With respect to the business for next week, I will be, among other places, working hard in my constituency for the people of Ottawa West--Nepean.

Sit-in at Hill Office of Indian Affairs Minister
Privilege
Oral Questions

3:10 p.m.

Vancouver Island North
B.C.

Conservative

John Duncan Minister of Indian Affairs and Northern Development

Mr. Speaker, I rise today on a question of privilege in regard to a disturbing event that took place yesterday in my office at the Confederation Building.

The stunt was orchestrated by the NDP member for Churchill. It was what I would call a very serious breach of trust among those of us in the House and a breach of privilege because the employees in my office were prevented from doing their work. It is a cause for concern for even members of the other place.

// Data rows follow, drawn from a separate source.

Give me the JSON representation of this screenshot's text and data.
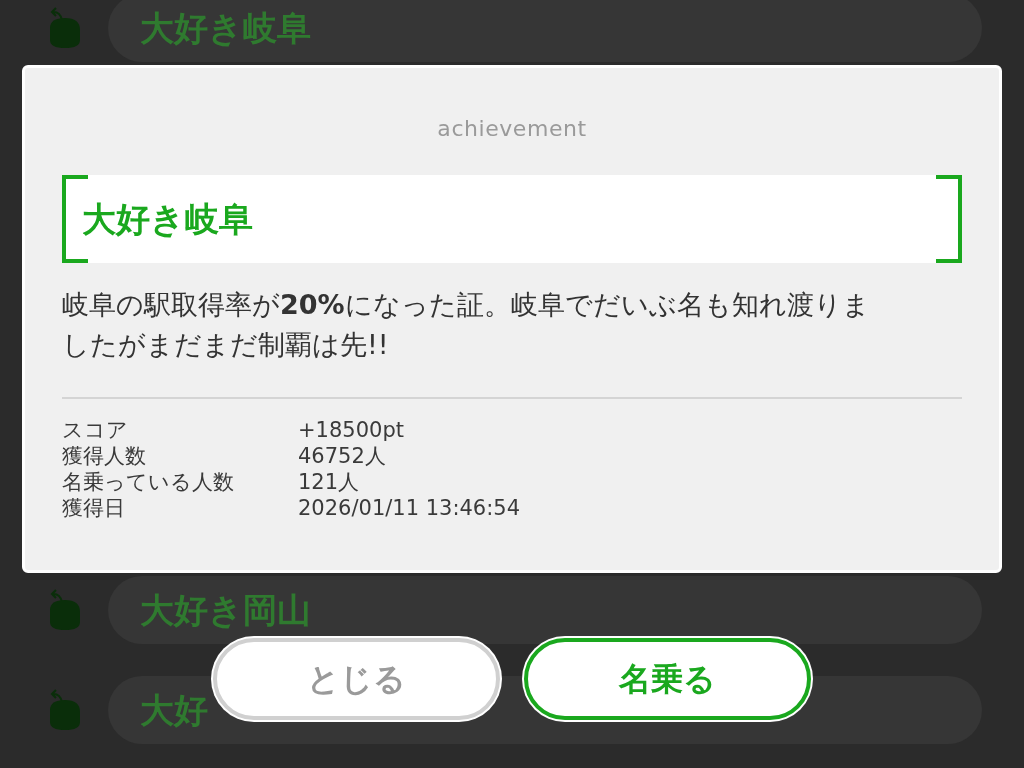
{
  "background_list": {
    "items": [
      {
        "title": "大好き岐阜"
      },
      {
        "title": "大好き岡山"
      },
      {
        "title": "大好"
      }
    ]
  },
  "dialog": {
    "heading": "achievement",
    "achievement_name": "大好き岐阜",
    "description": "岐阜の駅取得率が**20%**になった証。岐阜でだいぶ名も知れ渡りましたがまだまだ制覇は先!!",
    "stats": [
      {
        "label": "スコア",
        "value": "+18500pt"
      },
      {
        "label": "獲得人数",
        "value": "46752人"
      },
      {
        "label": "名乗っている人数",
        "value": "121人"
      },
      {
        "label": "獲得日",
        "value": "2026/01/11 13:46:54"
      }
    ],
    "buttons": [
      {
        "label": "とじる",
        "kind": "secondary"
      },
      {
        "label": "名乗る",
        "kind": "primary"
      }
    ]
  }
}
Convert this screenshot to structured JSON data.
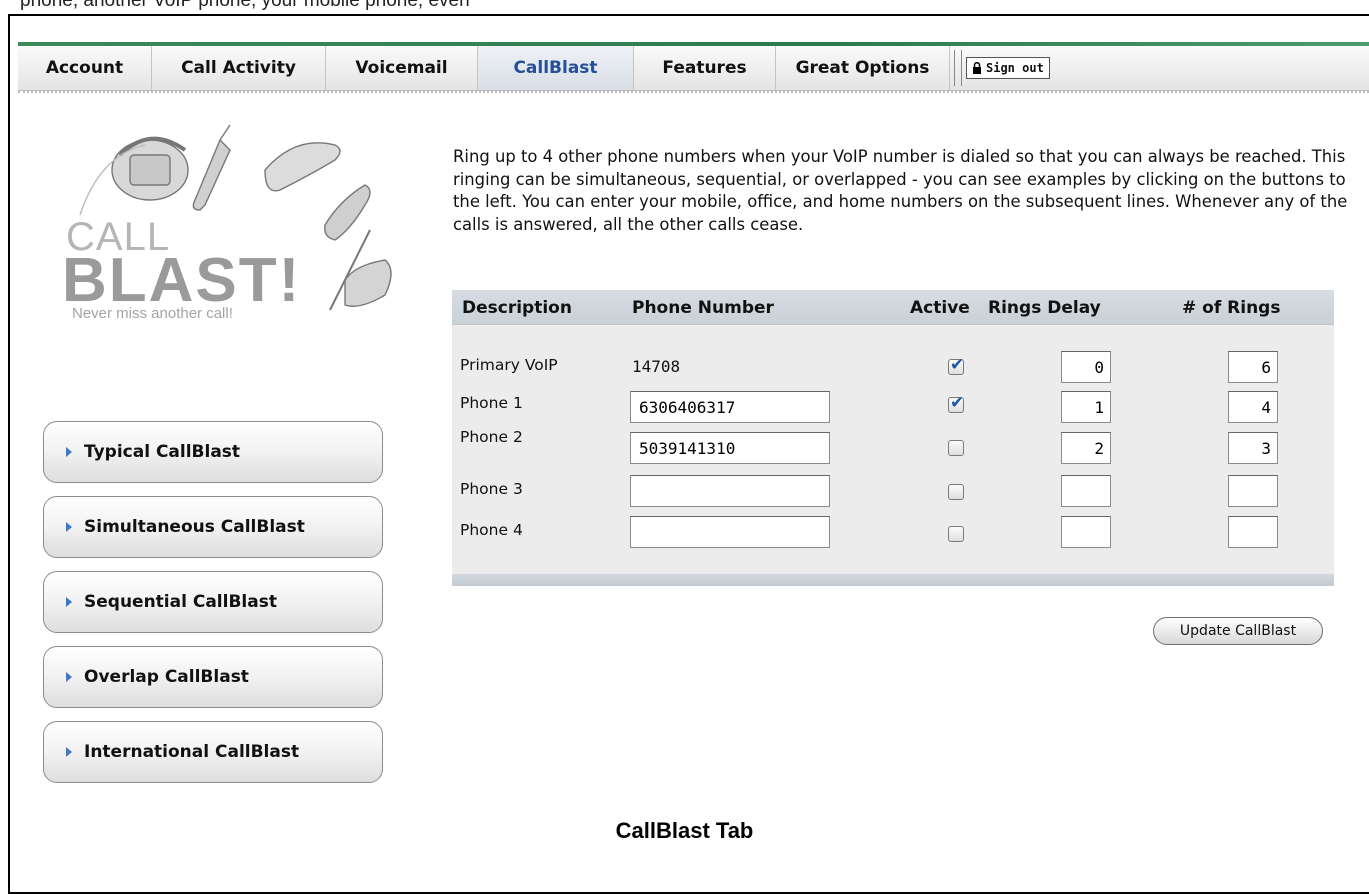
{
  "doc": {
    "top_text": "phone, another VoIP phone, your mobile phone, even",
    "caption": "CallBlast Tab"
  },
  "nav": {
    "tabs": [
      {
        "label": "Account"
      },
      {
        "label": "Call Activity"
      },
      {
        "label": "Voicemail"
      },
      {
        "label": "CallBlast",
        "active": true
      },
      {
        "label": "Features"
      },
      {
        "label": "Great Options"
      }
    ],
    "signout_label": "Sign out",
    "accent_color": "#274f95",
    "line_color": "#3c8a5a"
  },
  "logo": {
    "call": "CALL",
    "blast": "BLAST!",
    "tagline": "Never miss another call!"
  },
  "description": "Ring up to 4 other phone numbers when your VoIP number is dialed so that you can always be reached. This ringing can be simultaneous, sequential, or overlapped - you can see examples by clicking on the buttons to the left. You can enter your mobile, office, and home numbers on the subsequent lines. Whenever any of the calls is answered, all the other calls cease.",
  "table": {
    "headers": {
      "description": "Description",
      "phone": "Phone Number",
      "active": "Active",
      "delay": "Rings Delay",
      "rings": "# of Rings"
    },
    "rows": [
      {
        "label": "Primary VoIP",
        "phone": "14708",
        "editable": false,
        "active": true,
        "delay": "0",
        "rings": "6"
      },
      {
        "label": "Phone 1",
        "phone": "6306406317",
        "editable": true,
        "active": true,
        "delay": "1",
        "rings": "4"
      },
      {
        "label": "Phone 2",
        "phone": "5039141310",
        "editable": true,
        "active": false,
        "delay": "2",
        "rings": "3"
      },
      {
        "label": "Phone 3",
        "phone": "",
        "editable": true,
        "active": false,
        "delay": "",
        "rings": ""
      },
      {
        "label": "Phone 4",
        "phone": "",
        "editable": true,
        "active": false,
        "delay": "",
        "rings": ""
      }
    ],
    "update_label": "Update CallBlast"
  },
  "sidebar": {
    "buttons": [
      {
        "label": "Typical CallBlast"
      },
      {
        "label": "Simultaneous CallBlast"
      },
      {
        "label": "Sequential CallBlast"
      },
      {
        "label": "Overlap CallBlast"
      },
      {
        "label": "International CallBlast"
      }
    ]
  }
}
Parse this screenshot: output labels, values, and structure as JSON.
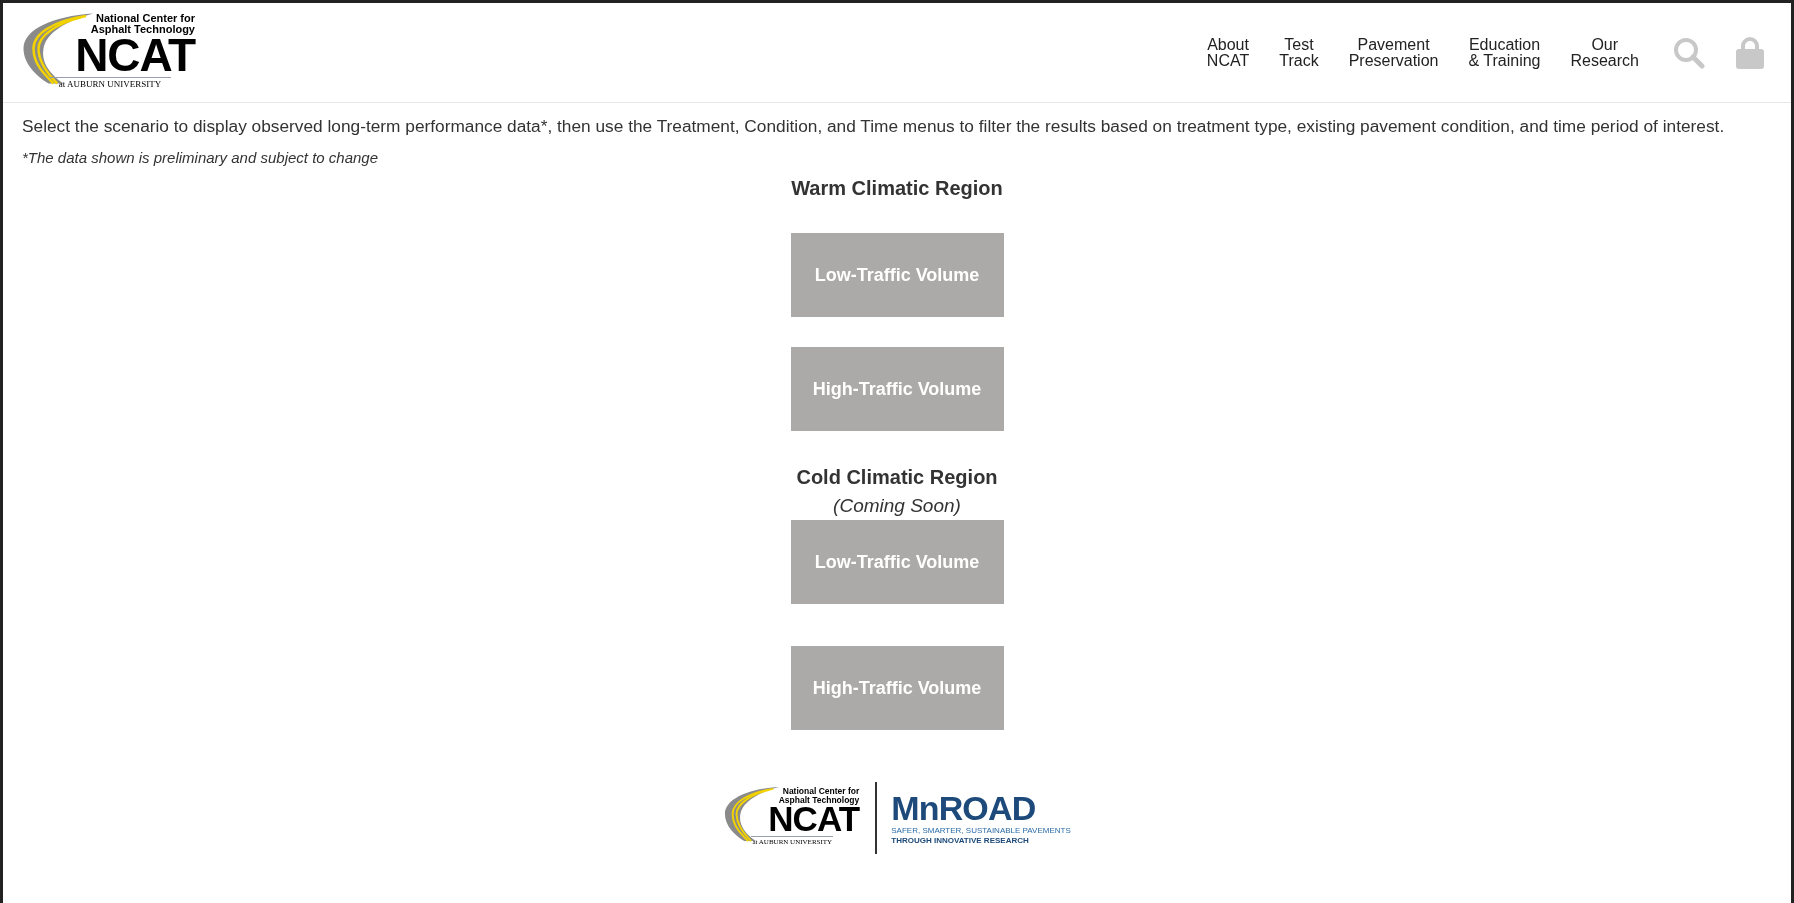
{
  "header": {
    "logo": {
      "line_1": "National Center for",
      "line_2": "Asphalt Technology",
      "wordmark": "NCAT",
      "subline": "at AUBURN UNIVERSITY"
    },
    "nav": [
      {
        "line_1": "About",
        "line_2": "NCAT"
      },
      {
        "line_1": "Test",
        "line_2": "Track"
      },
      {
        "line_1": "Pavement",
        "line_2": "Preservation"
      },
      {
        "line_1": "Education",
        "line_2": "& Training"
      },
      {
        "line_1": "Our",
        "line_2": "Research"
      }
    ]
  },
  "intro": "Select the scenario to display observed long-term performance data*, then use the Treatment, Condition, and Time menus to filter the results based on treatment type, existing pavement condition, and time period of interest.",
  "note": "*The data shown is preliminary and subject to change",
  "regions": [
    {
      "title": "Warm Climatic Region",
      "buttons": [
        "Low-Traffic Volume",
        "High-Traffic Volume"
      ]
    },
    {
      "title": "Cold Climatic Region",
      "subtitle": "(Coming Soon)",
      "buttons": [
        "Low-Traffic Volume",
        "High-Traffic Volume"
      ]
    }
  ],
  "footer": {
    "ncat": {
      "line_1": "National Center for",
      "line_2": "Asphalt Technology",
      "wordmark": "NCAT",
      "subline": "at AUBURN UNIVERSITY"
    },
    "mnroad": {
      "wordmark": "MnROAD",
      "tagline_1": "SAFER, SMARTER, SUSTAINABLE PAVEMENTS",
      "tagline_2": "THROUGH INNOVATIVE RESEARCH"
    }
  }
}
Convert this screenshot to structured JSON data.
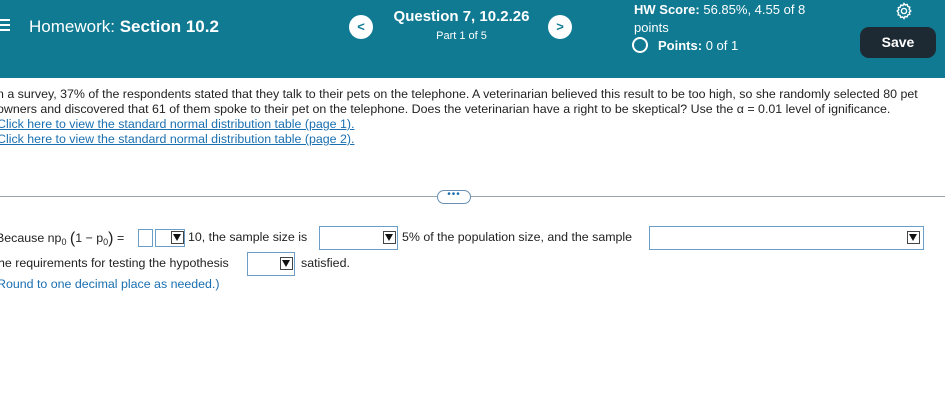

With a number of media outlets and their cameras in tow, the NDP member of Parliament helped orchestrate a protest and sit-in in my office. While her guests occupied my office, she pressed my staff for an immediate meeting and played up this shocking incident for the cameras.

Not for one minute am I attempting to minimize the concerns of those people who occupied my office. I understand their concerns and my staff has indicated that we will work with them. However, I am truly troubled that a member of this House would orchestrate the takeover of another member's office and make a member's staff uncomfortable as a result of this breach.

Security was eventually called to help clear out the office without incident but, frankly, there is no assurance that such a stunt will not happen again in my office or in any other member's office in this place or in the other place.

Mr. Speaker, I would ask that you to look into this serious matter from a security standpoint, as well as a privilege standpoint for members. It was wrong, it was a violation of my office and my staff, and I do not think the member would think twice about doing it again.

One month ago, the same member asked me for a meeting. She received a one hour meeting within short order. I thought we had established a relationship.

This is the first time in my 15 years in this place that I have ever been subject to such an incident. The behaviour of the NDP member for Churchill is not worthy of an elected member of Parliament.